So I’ve been playing with Leaflet a lot lately. It’s become my lightweight mapping library of choice. There’s a lot it doesn’t do so I keep OpenLayers and others in the rotation as well but Leaflet is direct and to the point so I use it when I can.
A few weeks ago, I posted about some .Net wrappers I created for the GeoIQ API. Due to ongoing project work, I have continued to extend them by adding methods to wrap GeoIQ analytical capabilities. Despite the recent acquistion of GeoIQ by Esri, it’s my understanding that GeoCommons and existing GeoIQ installations will continue for some time. That’s good, because analytics on the GeoIQ platform are powerful and fairly easy to use. This post will demonstrate how to use analytics in a .Net application.
As previously posted, the .Net wrappers can be found on github here.
The GeoIQ platform offers several functions to analyze data sets hosted on a GeoIQ instance or GeoCommons. I have not yet wrapped all of the functions but am working my way through them as I can.
The original intent was to wrap the entire API but it turns out that we were undertaking this in the middle of GeoIQ’s upgrade to version 2.0. In the intervening time, we got some projects implementing the GeoIQ platform for end users (such as the Climascope portal that Andrew Turner recently blogged about). Continue reading “GeoIQ API Wrappers for .Net”
Despite initial enthusiasm, mainstream uptake of SpatiaLite has been slow but I think that’s about to change. Large organizations, such as the US Army, are showing a much more serious interest in SpatiaLite as they expand their use of mobile and hand-held platforms.
I expect that increased availability of data in native SpatiaLite databases will also help adoption. So if you need US boundaries data, check out this offering from Stine Consulting. And, if you’re looking for more data for use in SpatiaLite, don’t forget that you can download any dataset available on GeoCommons as a SpatiaLite database.
In my previous post, I described how I used a Python script to scrape power outage information from a local web site and convert it into an RSS feed. In this post, I’ll show how I used GeoCommons to visualize the changing information over time.
The process starts by creating a data set in GeoCommmons based on a URL link to the feed created in the previous post. The general process for doing that can be found here in the GeoCommons documentation.
In the aftermath of Hurricane Irene, I was trying to get information from my local electric cooperative about outages.

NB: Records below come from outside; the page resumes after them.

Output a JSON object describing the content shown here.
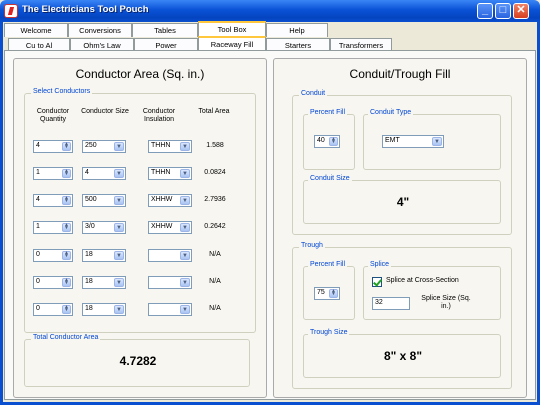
{
  "window": {
    "title": "The Electricians Tool Pouch"
  },
  "main_tabs": [
    "Welcome",
    "Conversions",
    "Tables",
    "Tool Box",
    "Help"
  ],
  "sub_tabs": [
    "Cu to Al",
    "Ohm's Law",
    "Power",
    "Raceway Fill",
    "Starters",
    "Transformers"
  ],
  "conductor_area": {
    "title": "Conductor Area (Sq. in.)",
    "select_group": "Select Conductors",
    "headers": {
      "quantity": "Conductor Quantity",
      "size": "Conductor Size",
      "insulation": "Conductor Insulation",
      "total": "Total Area"
    },
    "rows": [
      {
        "quantity": "4",
        "size": "250",
        "insulation": "THHN",
        "total": "1.588"
      },
      {
        "quantity": "1",
        "size": "4",
        "insulation": "THHN",
        "total": "0.0824"
      },
      {
        "quantity": "4",
        "size": "500",
        "insulation": "XHHW",
        "total": "2.7936"
      },
      {
        "quantity": "1",
        "size": "3/0",
        "insulation": "XHHW",
        "total": "0.2642"
      },
      {
        "quantity": "0",
        "size": "18",
        "insulation": "",
        "total": "N/A"
      },
      {
        "quantity": "0",
        "size": "18",
        "insulation": "",
        "total": "N/A"
      },
      {
        "quantity": "0",
        "size": "18",
        "insulation": "",
        "total": "N/A"
      }
    ],
    "total_group": "Total Conductor Area",
    "total_value": "4.7282"
  },
  "conduit_trough": {
    "title": "Conduit/Trough Fill",
    "conduit_group": "Conduit",
    "percent_fill_label": "Percent Fill",
    "conduit_percent": "40",
    "conduit_type_label": "Conduit Type",
    "conduit_type": "EMT",
    "conduit_size_label": "Conduit Size",
    "conduit_size": "4\"",
    "trough_group": "Trough",
    "trough_percent_label": "Percent Fill",
    "trough_percent": "75",
    "splice_label": "Splice",
    "splice_checkbox": "Splice at Cross-Section",
    "splice_size_value": "32",
    "splice_size_label": "Splice Size (Sq. in.)",
    "trough_size_label": "Trough Size",
    "trough_size": "8\" x 8\""
  }
}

There were many (including my neighborhood) and I wanted to see the scale of the problem. It turns out, they have a page with a map that shows current outages by zip code.
It’s pretty old-school as far as web maps go but it gets the job done. Their day job is making electricity, not web maps, so I won’t critique it too much. One thing I did notice is that the map seems to be dynamically generated (as do the tables on the page) from some inaccessible data source. I search and tried to find some kind of feed, to no avail.
I find myself pointing people to GeoCommons for data more often these days. With over 50,000 data sets, there’s a lot there. The people I work with seem to usually be able to find data of value there so I’ve been putting a little time into making it easier to get data from GeoCommons. As I’ve mentioned before, many of them are long-standing ESRI users. While they are becoming more aware of alternate tools and data sources, it is still important for them to be able to get data into the ESRI environment where their custom tools reside.
Given the content of my recent posts, it’s no secret that my recent project work has involved the ESRI Silverlight API so I decided extend it to more easily access data from GeoCommons.
Recently, GeoIQ pubished an update to their RESTful API that includes a “Features API,” which gives you a little more direct access to the features in a GeoIQ data set (GeoIQ is the platform upon which GeoCommons is built). Previously, if I needed to access data from GeoCommons in the ESRI Silverlight API, I would just access it as KML using the native KmlLayer class. The GeoIQ Features API, however, offers more fine-grained control over how much data we return in the form of various query parameters. Currently, the API only returns JSON (GeoIQ’s own syntax or GeoJSON) so it was time to do something different.